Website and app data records
▼▼▼
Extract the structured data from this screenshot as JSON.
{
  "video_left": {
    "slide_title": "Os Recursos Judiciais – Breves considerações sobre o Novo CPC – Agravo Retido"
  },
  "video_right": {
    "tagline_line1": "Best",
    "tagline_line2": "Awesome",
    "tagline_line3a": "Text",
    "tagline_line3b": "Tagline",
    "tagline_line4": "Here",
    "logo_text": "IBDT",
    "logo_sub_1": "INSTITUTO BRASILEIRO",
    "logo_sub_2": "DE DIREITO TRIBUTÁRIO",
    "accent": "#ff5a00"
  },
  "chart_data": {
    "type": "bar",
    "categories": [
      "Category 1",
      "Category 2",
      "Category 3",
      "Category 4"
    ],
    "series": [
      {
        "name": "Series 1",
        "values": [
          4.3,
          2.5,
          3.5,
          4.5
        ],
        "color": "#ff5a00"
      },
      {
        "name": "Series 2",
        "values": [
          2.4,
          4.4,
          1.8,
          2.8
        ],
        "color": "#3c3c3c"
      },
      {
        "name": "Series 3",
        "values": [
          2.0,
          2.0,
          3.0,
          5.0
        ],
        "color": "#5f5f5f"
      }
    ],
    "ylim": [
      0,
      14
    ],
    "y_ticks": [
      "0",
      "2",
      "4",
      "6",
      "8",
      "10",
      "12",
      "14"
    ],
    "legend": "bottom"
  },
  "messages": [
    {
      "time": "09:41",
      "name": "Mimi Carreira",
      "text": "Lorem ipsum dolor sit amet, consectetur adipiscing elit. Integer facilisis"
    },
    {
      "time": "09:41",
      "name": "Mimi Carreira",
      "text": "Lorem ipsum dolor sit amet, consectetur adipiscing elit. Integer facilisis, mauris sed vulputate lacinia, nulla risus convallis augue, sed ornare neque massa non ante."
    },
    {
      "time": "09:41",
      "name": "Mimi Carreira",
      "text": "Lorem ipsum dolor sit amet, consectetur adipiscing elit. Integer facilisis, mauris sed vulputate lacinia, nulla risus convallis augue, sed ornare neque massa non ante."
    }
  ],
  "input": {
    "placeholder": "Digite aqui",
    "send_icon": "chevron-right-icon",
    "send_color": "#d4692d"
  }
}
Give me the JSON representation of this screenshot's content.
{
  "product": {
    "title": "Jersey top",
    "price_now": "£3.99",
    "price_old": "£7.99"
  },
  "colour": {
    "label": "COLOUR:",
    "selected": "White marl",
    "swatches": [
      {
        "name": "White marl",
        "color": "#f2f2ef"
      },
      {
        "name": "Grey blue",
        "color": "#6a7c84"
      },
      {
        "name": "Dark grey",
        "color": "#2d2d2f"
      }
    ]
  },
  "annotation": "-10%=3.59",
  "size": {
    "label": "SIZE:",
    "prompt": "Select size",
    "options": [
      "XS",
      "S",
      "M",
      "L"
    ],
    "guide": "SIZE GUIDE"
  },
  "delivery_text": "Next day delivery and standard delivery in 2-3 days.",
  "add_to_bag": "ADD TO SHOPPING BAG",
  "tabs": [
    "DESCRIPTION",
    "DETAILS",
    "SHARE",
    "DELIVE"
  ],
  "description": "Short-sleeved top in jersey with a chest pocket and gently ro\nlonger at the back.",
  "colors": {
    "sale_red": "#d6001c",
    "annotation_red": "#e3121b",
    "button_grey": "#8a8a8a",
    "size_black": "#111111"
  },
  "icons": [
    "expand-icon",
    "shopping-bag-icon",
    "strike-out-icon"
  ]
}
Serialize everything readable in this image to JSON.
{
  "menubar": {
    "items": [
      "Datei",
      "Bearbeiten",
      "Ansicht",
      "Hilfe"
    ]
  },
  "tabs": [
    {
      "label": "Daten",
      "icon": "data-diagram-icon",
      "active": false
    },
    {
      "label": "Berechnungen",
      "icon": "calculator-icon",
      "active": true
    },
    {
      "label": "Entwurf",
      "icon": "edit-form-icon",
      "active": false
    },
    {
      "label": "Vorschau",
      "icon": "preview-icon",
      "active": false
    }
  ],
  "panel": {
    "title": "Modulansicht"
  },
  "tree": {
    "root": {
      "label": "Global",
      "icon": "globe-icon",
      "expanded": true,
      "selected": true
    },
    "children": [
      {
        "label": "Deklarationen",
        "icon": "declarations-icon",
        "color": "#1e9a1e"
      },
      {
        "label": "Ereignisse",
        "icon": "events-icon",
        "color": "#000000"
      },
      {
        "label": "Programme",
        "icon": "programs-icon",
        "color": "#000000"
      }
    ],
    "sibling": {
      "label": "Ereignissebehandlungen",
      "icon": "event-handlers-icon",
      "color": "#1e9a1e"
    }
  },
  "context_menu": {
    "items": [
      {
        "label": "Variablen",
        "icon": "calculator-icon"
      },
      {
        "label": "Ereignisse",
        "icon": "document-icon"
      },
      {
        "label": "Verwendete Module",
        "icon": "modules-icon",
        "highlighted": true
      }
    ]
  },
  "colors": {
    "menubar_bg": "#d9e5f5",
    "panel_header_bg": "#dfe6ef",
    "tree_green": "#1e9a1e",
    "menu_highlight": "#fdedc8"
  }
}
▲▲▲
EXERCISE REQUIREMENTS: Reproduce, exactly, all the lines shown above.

RESULT OF THIS TASK:
Extract the structured data from this screenshot as JSON.
{
  "video_left": {
    "slide_title": "Os Recursos Judiciais – Breves considerações sobre o Novo CPC – Agravo Retido"
  },
  "video_right": {
    "tagline_line1": "Best",
    "tagline_line2": "Awesome",
    "tagline_line3a": "Text",
    "tagline_line3b": "Tagline",
    "tagline_line4": "Here",
    "logo_text": "IBDT",
    "logo_sub_1": "INSTITUTO BRASILEIRO",
    "logo_sub_2": "DE DIREITO TRIBUTÁRIO",
    "accent": "#ff5a00"
  },
  "chart_data": {
    "type": "bar",
    "categories": [
      "Category 1",
      "Category 2",
      "Category 3",
      "Category 4"
    ],
    "series": [
      {
        "name": "Series 1",
        "values": [
          4.3,
          2.5,
          3.5,
          4.5
        ],
        "color": "#ff5a00"
      },
      {
        "name": "Series 2",
        "values": [
          2.4,
          4.4,
          1.8,
          2.8
        ],
        "color": "#3c3c3c"
      },
      {
        "name": "Series 3",
        "values": [
          2.0,
          2.0,
          3.0,
          5.0
        ],
        "color": "#5f5f5f"
      }
    ],
    "ylim": [
      0,
      14
    ],
    "y_ticks": [
      "0",
      "2",
      "4",
      "6",
      "8",
      "10",
      "12",
      "14"
    ],
    "legend": "bottom"
  },
  "messages": [
    {
      "time": "09:41",
      "name": "Mimi Carreira",
      "text": "Lorem ipsum dolor sit amet, consectetur adipiscing elit. Integer facilisis"
    },
    {
      "time": "09:41",
      "name": "Mimi Carreira",
      "text": "Lorem ipsum dolor sit amet, consectetur adipiscing elit. Integer facilisis, mauris sed vulputate lacinia, nulla risus convallis augue, sed ornare neque massa non ante."
    },
    {
      "time": "09:41",
      "name": "Mimi Carreira",
      "text": "Lorem ipsum dolor sit amet, consectetur adipiscing elit. Integer facilisis, mauris sed vulputate lacinia, nulla risus convallis augue, sed ornare neque massa non ante."
    }
  ],
  "input": {
    "placeholder": "Digite aqui",
    "send_icon": "chevron-right-icon",
    "send_color": "#d4692d"
  }
}
Give me the JSON representation of this screenshot's content.
{
  "product": {
    "title": "Jersey top",
    "price_now": "£3.99",
    "price_old": "£7.99"
  },
  "colour": {
    "label": "COLOUR:",
    "selected": "White marl",
    "swatches": [
      {
        "name": "White marl",
        "color": "#f2f2ef"
      },
      {
        "name": "Grey blue",
        "color": "#6a7c84"
      },
      {
        "name": "Dark grey",
        "color": "#2d2d2f"
      }
    ]
  },
  "annotation": "-10%=3.59",
  "size": {
    "label": "SIZE:",
    "prompt": "Select size",
    "options": [
      "XS",
      "S",
      "M",
      "L"
    ],
    "guide": "SIZE GUIDE"
  },
  "delivery_text": "Next day delivery and standard delivery in 2-3 days.",
  "add_to_bag": "ADD TO SHOPPING BAG",
  "tabs": [
    "DESCRIPTION",
    "DETAILS",
    "SHARE",
    "DELIVE"
  ],
  "description": "Short-sleeved top in jersey with a chest pocket and gently ro\nlonger at the back.",
  "colors": {
    "sale_red": "#d6001c",
    "annotation_red": "#e3121b",
    "button_grey": "#8a8a8a",
    "size_black": "#111111"
  },
  "icons": [
    "expand-icon",
    "shopping-bag-icon",
    "strike-out-icon"
  ]
}
Serialize everything readable in this image to JSON.
{
  "menubar": {
    "items": [
      "Datei",
      "Bearbeiten",
      "Ansicht",
      "Hilfe"
    ]
  },
  "tabs": [
    {
      "label": "Daten",
      "icon": "data-diagram-icon",
      "active": false
    },
    {
      "label": "Berechnungen",
      "icon": "calculator-icon",
      "active": true
    },
    {
      "label": "Entwurf",
      "icon": "edit-form-icon",
      "active": false
    },
    {
      "label": "Vorschau",
      "icon": "preview-icon",
      "active": false
    }
  ],
  "panel": {
    "title": "Modulansicht"
  },
  "tree": {
    "root": {
      "label": "Global",
      "icon": "globe-icon",
      "expanded": true,
      "selected": true
    },
    "children": [
      {
        "label": "Deklarationen",
        "icon": "declarations-icon",
        "color": "#1e9a1e"
      },
      {
        "label": "Ereignisse",
        "icon": "events-icon",
        "color": "#000000"
      },
      {
        "label": "Programme",
        "icon": "programs-icon",
        "color": "#000000"
      }
    ],
    "sibling": {
      "label": "Ereignissebehandlungen",
      "icon": "event-handlers-icon",
      "color": "#1e9a1e"
    }
  },
  "context_menu": {
    "items": [
      {
        "label": "Variablen",
        "icon": "calculator-icon"
      },
      {
        "label": "Ereignisse",
        "icon": "document-icon"
      },
      {
        "label": "Verwendete Module",
        "icon": "modules-icon",
        "highlighted": true
      }
    ]
  },
  "colors": {
    "menubar_bg": "#d9e5f5",
    "panel_header_bg": "#dfe6ef",
    "tree_green": "#1e9a1e",
    "menu_highlight": "#fdedc8"
  }
}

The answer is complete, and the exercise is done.